SUPPLIED RECORDS =>
▼

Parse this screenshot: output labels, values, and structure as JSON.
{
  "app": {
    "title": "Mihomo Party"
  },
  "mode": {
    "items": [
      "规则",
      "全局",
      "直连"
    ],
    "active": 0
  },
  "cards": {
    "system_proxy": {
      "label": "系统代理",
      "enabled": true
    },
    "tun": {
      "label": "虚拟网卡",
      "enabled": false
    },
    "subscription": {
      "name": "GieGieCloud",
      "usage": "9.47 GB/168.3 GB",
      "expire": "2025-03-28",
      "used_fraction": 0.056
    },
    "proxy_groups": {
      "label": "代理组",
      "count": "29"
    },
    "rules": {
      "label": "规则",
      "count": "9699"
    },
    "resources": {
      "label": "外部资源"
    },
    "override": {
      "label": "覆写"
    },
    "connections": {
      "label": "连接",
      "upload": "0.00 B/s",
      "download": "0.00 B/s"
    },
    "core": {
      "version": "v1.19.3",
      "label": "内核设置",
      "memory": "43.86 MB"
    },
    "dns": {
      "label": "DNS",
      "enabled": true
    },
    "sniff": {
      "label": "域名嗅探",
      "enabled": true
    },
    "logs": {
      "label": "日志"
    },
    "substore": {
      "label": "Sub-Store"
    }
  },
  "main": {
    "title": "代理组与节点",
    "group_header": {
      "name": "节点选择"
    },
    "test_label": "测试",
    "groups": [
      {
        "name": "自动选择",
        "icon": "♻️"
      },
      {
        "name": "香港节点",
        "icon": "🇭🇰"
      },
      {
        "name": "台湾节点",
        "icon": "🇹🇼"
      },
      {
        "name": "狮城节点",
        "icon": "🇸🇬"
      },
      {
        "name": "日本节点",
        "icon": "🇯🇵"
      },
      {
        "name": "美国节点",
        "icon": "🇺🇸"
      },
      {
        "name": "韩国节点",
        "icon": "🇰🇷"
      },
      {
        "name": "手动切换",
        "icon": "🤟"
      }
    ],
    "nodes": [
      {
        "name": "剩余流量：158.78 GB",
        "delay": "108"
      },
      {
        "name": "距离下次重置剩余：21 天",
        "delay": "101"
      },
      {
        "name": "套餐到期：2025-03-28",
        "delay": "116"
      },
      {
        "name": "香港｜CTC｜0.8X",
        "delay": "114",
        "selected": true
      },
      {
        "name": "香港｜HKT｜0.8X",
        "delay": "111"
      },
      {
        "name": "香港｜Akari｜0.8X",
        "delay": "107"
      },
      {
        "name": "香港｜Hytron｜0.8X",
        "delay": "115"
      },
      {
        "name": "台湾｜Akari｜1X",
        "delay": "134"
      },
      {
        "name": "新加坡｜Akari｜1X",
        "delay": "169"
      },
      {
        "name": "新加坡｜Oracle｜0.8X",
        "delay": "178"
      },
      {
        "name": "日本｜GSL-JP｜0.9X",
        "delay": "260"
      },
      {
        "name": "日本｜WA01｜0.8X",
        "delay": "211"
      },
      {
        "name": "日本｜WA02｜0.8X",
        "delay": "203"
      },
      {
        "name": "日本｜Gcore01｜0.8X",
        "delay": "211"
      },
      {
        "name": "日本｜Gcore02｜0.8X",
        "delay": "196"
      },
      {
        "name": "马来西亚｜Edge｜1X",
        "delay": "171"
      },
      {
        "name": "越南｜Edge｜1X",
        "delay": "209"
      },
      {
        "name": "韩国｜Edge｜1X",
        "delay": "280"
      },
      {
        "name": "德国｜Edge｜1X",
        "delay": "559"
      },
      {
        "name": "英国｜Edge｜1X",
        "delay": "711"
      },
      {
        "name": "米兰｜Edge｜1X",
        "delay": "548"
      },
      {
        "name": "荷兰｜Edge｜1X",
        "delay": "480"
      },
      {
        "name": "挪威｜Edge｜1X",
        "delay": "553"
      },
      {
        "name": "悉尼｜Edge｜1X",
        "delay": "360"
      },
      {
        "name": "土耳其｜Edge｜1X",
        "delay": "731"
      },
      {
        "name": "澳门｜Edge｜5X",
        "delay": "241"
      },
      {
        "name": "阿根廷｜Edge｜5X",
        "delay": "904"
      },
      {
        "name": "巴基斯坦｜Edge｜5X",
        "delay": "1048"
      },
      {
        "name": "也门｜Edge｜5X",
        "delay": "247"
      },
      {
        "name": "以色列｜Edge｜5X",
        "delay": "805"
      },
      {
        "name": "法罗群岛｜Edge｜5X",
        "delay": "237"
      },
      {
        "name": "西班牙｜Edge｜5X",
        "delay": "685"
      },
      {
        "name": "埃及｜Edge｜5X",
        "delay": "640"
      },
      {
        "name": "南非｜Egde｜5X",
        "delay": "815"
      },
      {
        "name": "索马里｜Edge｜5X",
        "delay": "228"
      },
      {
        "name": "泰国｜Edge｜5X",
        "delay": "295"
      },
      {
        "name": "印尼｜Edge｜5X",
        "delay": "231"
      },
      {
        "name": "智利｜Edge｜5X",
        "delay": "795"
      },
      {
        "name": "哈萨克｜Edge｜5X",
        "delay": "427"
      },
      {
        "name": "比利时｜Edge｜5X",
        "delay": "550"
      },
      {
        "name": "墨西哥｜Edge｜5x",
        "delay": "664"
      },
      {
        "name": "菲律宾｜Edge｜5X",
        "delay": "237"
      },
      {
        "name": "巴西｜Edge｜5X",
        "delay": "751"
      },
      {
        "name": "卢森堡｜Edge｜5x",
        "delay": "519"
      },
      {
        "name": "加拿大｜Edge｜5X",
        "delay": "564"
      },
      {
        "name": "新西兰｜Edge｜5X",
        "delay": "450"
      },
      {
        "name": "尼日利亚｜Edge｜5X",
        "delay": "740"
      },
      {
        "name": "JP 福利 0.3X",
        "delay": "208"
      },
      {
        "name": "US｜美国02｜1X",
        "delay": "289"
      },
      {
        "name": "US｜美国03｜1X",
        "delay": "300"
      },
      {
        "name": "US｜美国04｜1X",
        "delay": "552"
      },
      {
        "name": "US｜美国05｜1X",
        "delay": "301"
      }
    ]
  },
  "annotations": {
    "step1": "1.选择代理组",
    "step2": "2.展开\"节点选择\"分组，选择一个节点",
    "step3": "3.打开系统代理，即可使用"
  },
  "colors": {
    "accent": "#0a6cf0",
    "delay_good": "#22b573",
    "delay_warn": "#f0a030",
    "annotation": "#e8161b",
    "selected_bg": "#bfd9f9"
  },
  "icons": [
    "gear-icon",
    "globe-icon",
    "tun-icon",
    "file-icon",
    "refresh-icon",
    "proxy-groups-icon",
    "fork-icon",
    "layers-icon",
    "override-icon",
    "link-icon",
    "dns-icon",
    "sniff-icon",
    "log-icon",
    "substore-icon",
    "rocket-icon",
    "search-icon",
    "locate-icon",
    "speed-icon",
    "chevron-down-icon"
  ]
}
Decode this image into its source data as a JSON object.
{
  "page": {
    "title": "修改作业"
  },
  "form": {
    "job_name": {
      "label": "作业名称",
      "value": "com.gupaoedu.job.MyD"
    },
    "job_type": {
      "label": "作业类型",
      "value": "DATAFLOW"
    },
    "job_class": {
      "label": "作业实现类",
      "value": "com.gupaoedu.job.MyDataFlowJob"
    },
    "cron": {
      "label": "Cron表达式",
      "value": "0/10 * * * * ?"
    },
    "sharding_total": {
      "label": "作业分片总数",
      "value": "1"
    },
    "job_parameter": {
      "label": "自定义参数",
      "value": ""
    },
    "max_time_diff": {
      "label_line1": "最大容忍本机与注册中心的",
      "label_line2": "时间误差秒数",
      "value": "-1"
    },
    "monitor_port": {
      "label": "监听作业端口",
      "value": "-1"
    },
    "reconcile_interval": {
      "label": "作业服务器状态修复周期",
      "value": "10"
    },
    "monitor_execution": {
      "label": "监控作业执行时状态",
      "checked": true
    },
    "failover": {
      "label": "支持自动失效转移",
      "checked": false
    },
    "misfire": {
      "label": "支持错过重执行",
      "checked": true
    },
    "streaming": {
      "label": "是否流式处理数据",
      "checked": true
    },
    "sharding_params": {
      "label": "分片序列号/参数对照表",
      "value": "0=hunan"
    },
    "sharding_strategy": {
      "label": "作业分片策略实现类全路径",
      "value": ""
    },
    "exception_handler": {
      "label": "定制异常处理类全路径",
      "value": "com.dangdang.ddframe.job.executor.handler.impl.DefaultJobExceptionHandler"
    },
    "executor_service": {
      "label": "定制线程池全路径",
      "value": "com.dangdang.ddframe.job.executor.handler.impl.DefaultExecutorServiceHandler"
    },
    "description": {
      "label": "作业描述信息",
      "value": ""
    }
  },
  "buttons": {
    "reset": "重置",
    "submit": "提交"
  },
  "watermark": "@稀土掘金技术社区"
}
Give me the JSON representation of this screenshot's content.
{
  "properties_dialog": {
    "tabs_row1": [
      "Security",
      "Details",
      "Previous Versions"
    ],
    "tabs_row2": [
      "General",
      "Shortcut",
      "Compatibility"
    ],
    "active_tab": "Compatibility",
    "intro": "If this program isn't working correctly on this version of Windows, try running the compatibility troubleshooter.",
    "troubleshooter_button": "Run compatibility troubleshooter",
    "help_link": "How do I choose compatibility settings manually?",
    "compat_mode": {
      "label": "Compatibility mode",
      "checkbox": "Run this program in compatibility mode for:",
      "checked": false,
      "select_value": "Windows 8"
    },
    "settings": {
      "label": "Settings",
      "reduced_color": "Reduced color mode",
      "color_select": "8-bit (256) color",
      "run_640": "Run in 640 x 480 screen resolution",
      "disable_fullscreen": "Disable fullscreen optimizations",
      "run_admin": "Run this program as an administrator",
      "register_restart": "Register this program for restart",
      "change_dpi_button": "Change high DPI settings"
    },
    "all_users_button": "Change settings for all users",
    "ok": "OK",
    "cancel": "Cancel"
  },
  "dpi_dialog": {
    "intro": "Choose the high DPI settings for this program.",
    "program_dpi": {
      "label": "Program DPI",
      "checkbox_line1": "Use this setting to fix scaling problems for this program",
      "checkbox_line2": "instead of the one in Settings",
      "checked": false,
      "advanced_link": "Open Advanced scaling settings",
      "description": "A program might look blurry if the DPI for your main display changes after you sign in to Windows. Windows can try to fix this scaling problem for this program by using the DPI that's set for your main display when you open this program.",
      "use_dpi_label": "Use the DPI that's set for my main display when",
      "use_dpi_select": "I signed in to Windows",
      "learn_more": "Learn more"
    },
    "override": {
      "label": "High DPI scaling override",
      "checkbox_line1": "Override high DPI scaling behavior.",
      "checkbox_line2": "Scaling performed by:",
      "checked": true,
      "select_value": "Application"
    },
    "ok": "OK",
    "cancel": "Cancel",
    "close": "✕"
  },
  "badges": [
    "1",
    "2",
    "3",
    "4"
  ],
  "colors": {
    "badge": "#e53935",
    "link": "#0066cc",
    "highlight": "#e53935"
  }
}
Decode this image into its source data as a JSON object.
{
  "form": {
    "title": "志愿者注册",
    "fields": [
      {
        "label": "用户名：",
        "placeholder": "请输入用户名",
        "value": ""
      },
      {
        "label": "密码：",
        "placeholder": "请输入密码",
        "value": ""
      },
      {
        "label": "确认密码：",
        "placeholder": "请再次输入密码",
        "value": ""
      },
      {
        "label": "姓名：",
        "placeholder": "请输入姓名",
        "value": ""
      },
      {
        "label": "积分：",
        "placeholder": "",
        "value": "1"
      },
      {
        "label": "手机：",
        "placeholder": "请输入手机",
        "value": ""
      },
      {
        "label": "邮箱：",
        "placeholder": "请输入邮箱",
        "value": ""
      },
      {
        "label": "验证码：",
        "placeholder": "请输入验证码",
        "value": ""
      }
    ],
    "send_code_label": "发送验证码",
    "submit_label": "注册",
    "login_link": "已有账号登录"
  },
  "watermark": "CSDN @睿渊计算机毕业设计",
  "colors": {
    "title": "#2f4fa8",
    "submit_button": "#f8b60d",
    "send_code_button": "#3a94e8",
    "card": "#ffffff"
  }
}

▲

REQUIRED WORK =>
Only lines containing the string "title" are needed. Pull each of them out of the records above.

RESULT =>
    "title": "Mihomo Party"
    "title": "代理组与节点",
    "title": "修改作业"
    "title": "志愿者注册",
    "title": "#2f4fa8",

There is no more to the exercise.